Combining Two Households
Moving in with your loved one means fitting two sets of belongings in one place. This can be a difficult task, but if you both are willing to take steps to declutter your belongings, this process could become much more manageable. It is likely the case that both of you will need to take an honest look at your belongings and decide what to keep, sell, donate, or throw away. Willingness to do this, while understanding your significant other will do the same, can help both of you keep what you want without arguing over the things you don't necessarily need.
If you are finding that you have too much stuff that you are not willing to part with, you can always get a personal storage unit to store sentimental items that don't need to be in the house, but you want to keep for future use.
3. Arranging Your Bank Accounts
Financial talks may come up during the moving in process, but an in-depth discussion about organizing your bank accounts should be conducted before getting married. Ensuring that you both are on the same page financially will make many decisions going forward feel more comfortable, and will help minimize financial tension between you two.
Talking About Finance
Financial transparency should be at the forefront of your financial discussions with your significant other. Especially before moving in with each other, it is a great courtesy to let your significant other understand what they are getting into financially with marrying you. Let your fiancé know of any debt, and short and long-term financial goals so that you can both get on board with achieving these objectives together.
Joint and Separate Bank Accounts
It is also a wise idea to speak with your loved one about whether or not you will merge your bank accounts, or keep them separate — or, have a joint account together as well as different accounts. Your financial discussions may help make these decisions for you.
If you choose to merge your bank accounts, you may alleviate some legal affairs, and you will have two sets of eyes keeping track of your finances. Although this may seem great, joining your bank accounts also will result in a loss of independence. Additionally, one person may be taking on the other person's debts and merging two vastly uneven accounts may not be financially sound. In a worst-case scenario, one may be in danger of taking on that debt in the event of a pre-marital breakup, death, or divorce.
You may want to take the approach of having both a joint and separate bank accounts to avoid some of these complicated drawbacks.
4. Taxes in the First Year of Marriage
Marriage can come with tax benefits and bonuses. For instance, if you file jointly, the spouse making a lower (or no) salary can pull the one making higher income into a lower tax bracket — reducing overall taxes, and possibly even receiving a bonus since you are using the money for the both of you, not just one person. Depending on the time of year you get married, you may not have to file taxes right away, but filing jointly should undoubtedly be considered after getting married.
The Social Security Administration
The Social Security Administration (SSA) will inform the IRS automatically of your name change. To change your name, or if you are both choosing a new name, you will need to fill out a name change application through the Social Security Administration.
File Your Taxes Properly

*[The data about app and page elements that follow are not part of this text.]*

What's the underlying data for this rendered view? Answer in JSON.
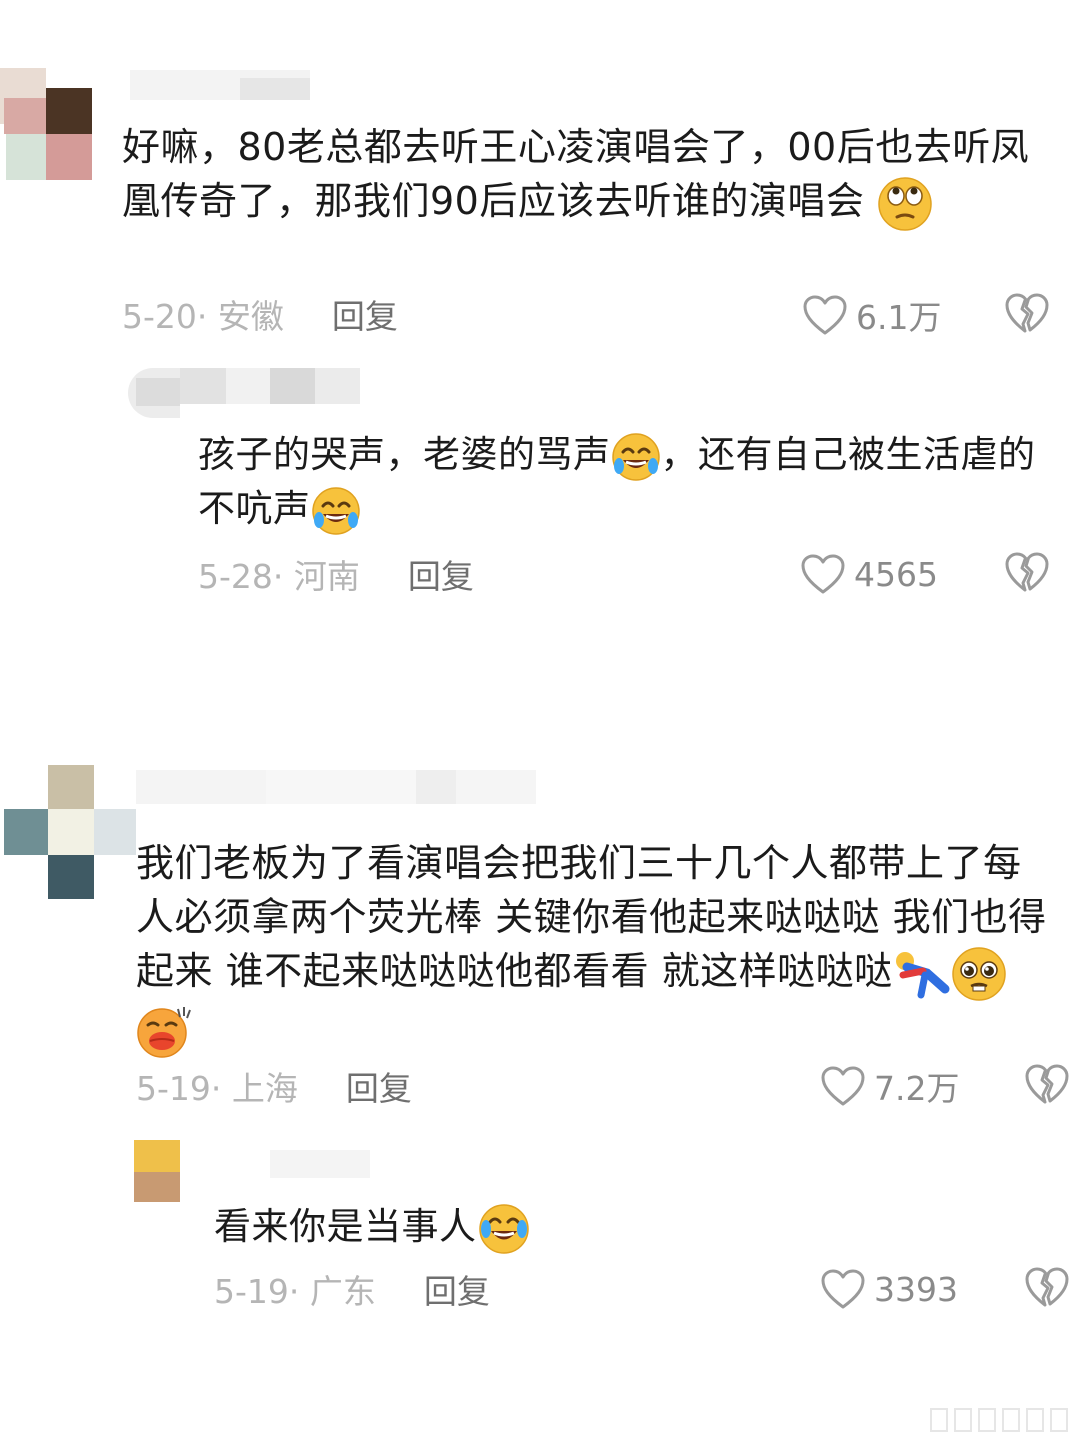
{
  "comments": [
    {
      "text": "好嘛，80老总都去听王心凌演唱会了，00后也去听凤凰传奇了，那我们90后应该去听谁的演唱会",
      "emoji": "eye-roll-emoji",
      "date_location": "5-20· 安徽",
      "reply_label": "回复",
      "like_count": "6.1万",
      "reply": {
        "text_before": "孩子的哭声，老婆的骂声",
        "emoji_mid": "rofl-emoji",
        "text_middle": "，还有自己被生活虐的不吭声",
        "emoji_end": "rofl-emoji",
        "date_location": "5-28· 河南",
        "reply_label": "回复",
        "like_count": "4565"
      }
    },
    {
      "text": "我们老板为了看演唱会把我们三十几个人都带上了每人必须拿两个荧光棒 关键你看他起来哒哒哒 我们也得起来  谁不起来哒哒哒他都看看 就这样哒哒哒",
      "emojis": [
        "dancing-figure-emoji",
        "pleading-emoji",
        "kiss-emoji"
      ],
      "date_location": "5-19· 上海",
      "reply_label": "回复",
      "like_count": "7.2万",
      "reply": {
        "text": "看来你是当事人",
        "emoji": "crying-laughing-emoji",
        "date_location": "5-19· 广东",
        "reply_label": "回复",
        "like_count": "3393"
      }
    }
  ],
  "colors": {
    "text": "#1b1b1b",
    "meta": "#b5b5b5",
    "reply_label": "#6f6f6f",
    "icon": "#9a9a9a",
    "emoji_face": "#f7c23c"
  }
}
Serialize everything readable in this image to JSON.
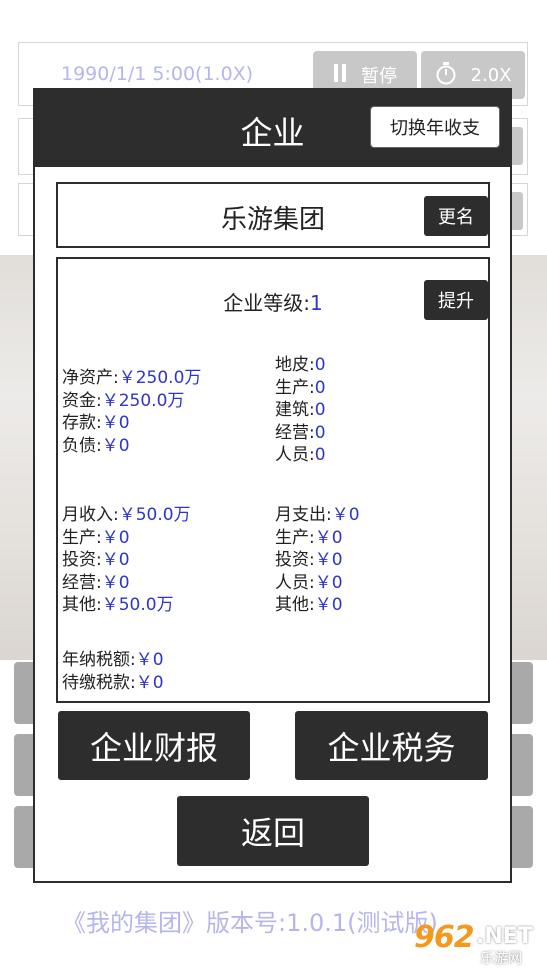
{
  "status_bar": {
    "datetime": "1990/1/1 5:00(1.0X)",
    "pause_icon": "pause-icon",
    "pause_label": "暂停",
    "speed_icon": "stopwatch-icon",
    "speed_label": "2.0X"
  },
  "modal": {
    "title": "企业",
    "toggle_year_label": "切换年收支",
    "company_name": "乐游集团",
    "rename_label": "更名",
    "level_label": "企业等级:",
    "level_value": "1",
    "upgrade_label": "提升",
    "assets": [
      {
        "label": "净资产:",
        "value": "￥250.0万"
      },
      {
        "label": "资金:",
        "value": "￥250.0万"
      },
      {
        "label": "存款:",
        "value": "￥0"
      },
      {
        "label": "负债:",
        "value": "￥0"
      }
    ],
    "properties": [
      {
        "label": "地皮:",
        "value": "0"
      },
      {
        "label": "生产:",
        "value": "0"
      },
      {
        "label": "建筑:",
        "value": "0"
      },
      {
        "label": "经营:",
        "value": "0"
      },
      {
        "label": "人员:",
        "value": "0"
      }
    ],
    "income": [
      {
        "label": "月收入:",
        "value": "￥50.0万"
      },
      {
        "label": "生产:",
        "value": "￥0"
      },
      {
        "label": "投资:",
        "value": "￥0"
      },
      {
        "label": "经营:",
        "value": "￥0"
      },
      {
        "label": "其他:",
        "value": "￥50.0万"
      }
    ],
    "expense": [
      {
        "label": "月支出:",
        "value": "￥0"
      },
      {
        "label": "生产:",
        "value": "￥0"
      },
      {
        "label": "投资:",
        "value": "￥0"
      },
      {
        "label": "人员:",
        "value": "￥0"
      },
      {
        "label": "其他:",
        "value": "￥0"
      }
    ],
    "tax": [
      {
        "label": "年纳税额:",
        "value": "￥0"
      },
      {
        "label": "待缴税款:",
        "value": "￥0"
      }
    ],
    "report_label": "企业财报",
    "tax_label": "企业税务",
    "back_label": "返回"
  },
  "footer": {
    "open_quote": "《",
    "game_name": "我的集团",
    "close_quote": "》",
    "version_label": "版本号:",
    "version_value": "1.0.1",
    "build_tag": "(测试版)"
  },
  "watermark": {
    "number": "962",
    "net": ".NET",
    "site": "乐游网"
  },
  "colors": {
    "dark": "#2d2d2d",
    "value_blue": "#2f35c8",
    "faded_text": "#b6b6ee"
  }
}
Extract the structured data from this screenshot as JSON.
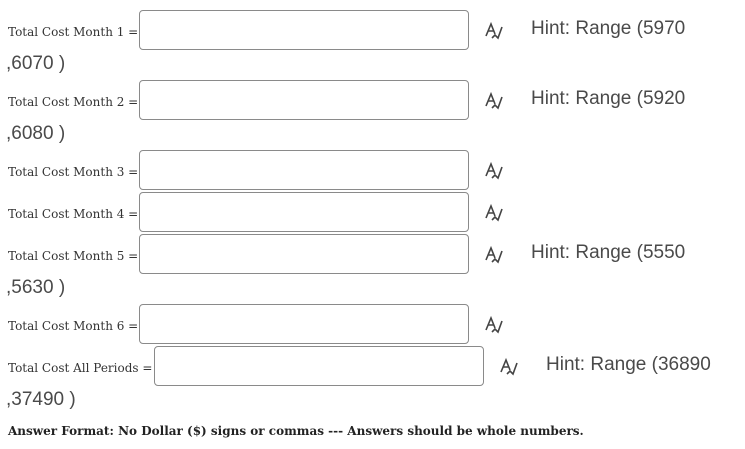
{
  "rows": [
    {
      "label": "Total Cost Month 1 =",
      "value": "",
      "hint": "Hint: Range (5970",
      "hint_cont": ",6070 )"
    },
    {
      "label": "Total Cost Month 2 =",
      "value": "",
      "hint": "Hint: Range (5920",
      "hint_cont": ",6080 )"
    },
    {
      "label": "Total Cost Month 3 =",
      "value": ""
    },
    {
      "label": "Total Cost Month 4 =",
      "value": ""
    },
    {
      "label": "Total Cost Month 5 =",
      "value": "",
      "hint": "Hint: Range (5550",
      "hint_cont": ",5630 )"
    },
    {
      "label": "Total Cost Month 6 =",
      "value": ""
    },
    {
      "label": "Total Cost All Periods =",
      "value": "",
      "hint": "Hint: Range (36890",
      "hint_cont": ",37490 )"
    }
  ],
  "icons": {
    "math_editor": "math-editor-icon"
  },
  "footer": {
    "note": "Answer Format: No Dollar ($) signs or commas --- Answers should be whole numbers."
  }
}
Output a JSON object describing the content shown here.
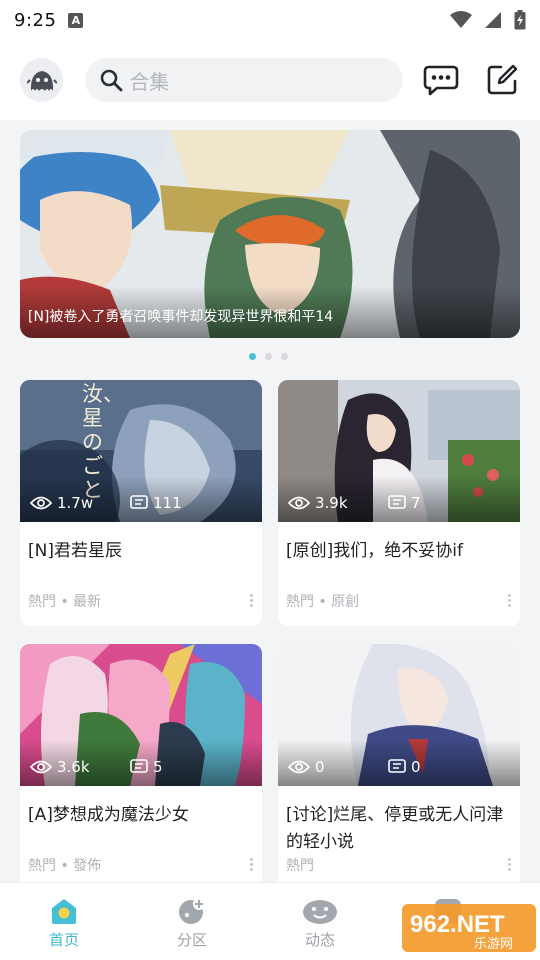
{
  "status_bar": {
    "time": "9:25",
    "notice_icon": "A"
  },
  "header": {
    "avatar_icon": "ghost-avatar-icon",
    "search_placeholder": "合集",
    "message_icon": "chat-bubble-icon",
    "compose_icon": "edit-icon"
  },
  "banner": {
    "caption": "[N]被卷入了勇者召唤事件却发现异世界很和平14",
    "dots": 3,
    "active_dot": 0
  },
  "cards": [
    {
      "views": "1.7w",
      "comments": "111",
      "title": "[N]君若星辰",
      "meta": "熱門 • 最新",
      "cover_text": "汝、星のごと"
    },
    {
      "views": "3.9k",
      "comments": "7",
      "title": "[原创]我们，绝不妥协if",
      "meta": "熱門 • 原創"
    },
    {
      "views": "3.6k",
      "comments": "5",
      "title": "[A]梦想成为魔法少女",
      "meta": "熱門 • 發佈"
    },
    {
      "views": "0",
      "comments": "0",
      "title": "[讨论]烂尾、停更或无人问津的轻小说",
      "meta": "熱門"
    }
  ],
  "nav": [
    {
      "label": "首页",
      "active": true
    },
    {
      "label": "分区",
      "active": false
    },
    {
      "label": "动态",
      "active": false
    },
    {
      "label": "",
      "active": false
    }
  ],
  "watermark": {
    "text": "962.NET",
    "sub": "乐游网"
  },
  "colors": {
    "accent": "#49c0d6"
  }
}
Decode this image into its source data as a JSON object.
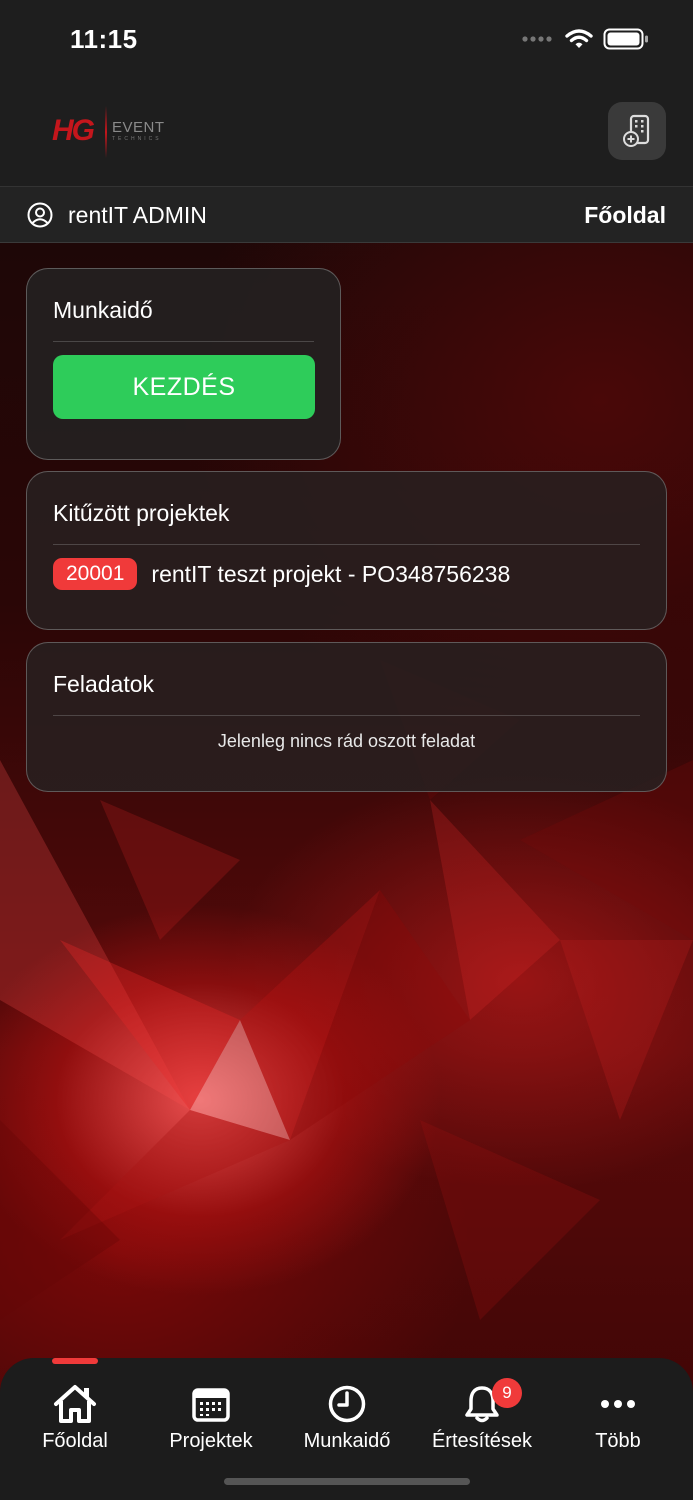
{
  "status_bar": {
    "time": "11:15"
  },
  "header": {
    "logo": {
      "brand": "HG",
      "sub": "EVENT",
      "tagline": "TECHNICS"
    }
  },
  "user_bar": {
    "user_name": "rentIT ADMIN",
    "page_title": "Főoldal"
  },
  "work_time": {
    "title": "Munkaidő",
    "start_label": "KEZDÉS"
  },
  "pinned_projects": {
    "title": "Kitűzött projektek",
    "items": [
      {
        "id": "20001",
        "name": "rentIT teszt projekt - PO348756238"
      }
    ]
  },
  "tasks": {
    "title": "Feladatok",
    "empty_text": "Jelenleg nincs rád oszott feladat"
  },
  "tab_bar": {
    "tabs": [
      {
        "label": "Főoldal",
        "icon": "home-icon"
      },
      {
        "label": "Projektek",
        "icon": "calendar-icon"
      },
      {
        "label": "Munkaidő",
        "icon": "clock-icon"
      },
      {
        "label": "Értesítések",
        "icon": "bell-icon",
        "badge": "9"
      },
      {
        "label": "Több",
        "icon": "more-icon"
      }
    ],
    "active_tab": "Főoldal"
  },
  "colors": {
    "accent": "#f03a3a",
    "start_button": "#2ecc5a",
    "brand_red": "#c4161c"
  }
}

The IRS will reject your tax return if your name change has not been completed correctly, and with enough time for the SSA to process and send it to the IRS. Additionally, you will need to make sure everything is filed correctly — if you have moved in together, report your change of address and any change in health insurance information. You will also need to adjust the tax withholding from your paychecks and check for them on your W-4 after marriage. Once this all is filed correctly, you should receive your return (and tax breaks) with no problem.
It is very easy to become starry-eyed when you and your loved one decide to get married. However, it is essential to remain practical and think about the pragmatic elements that go into a marriage as well. Doing so can help result in a great, loving, and lasting marriage.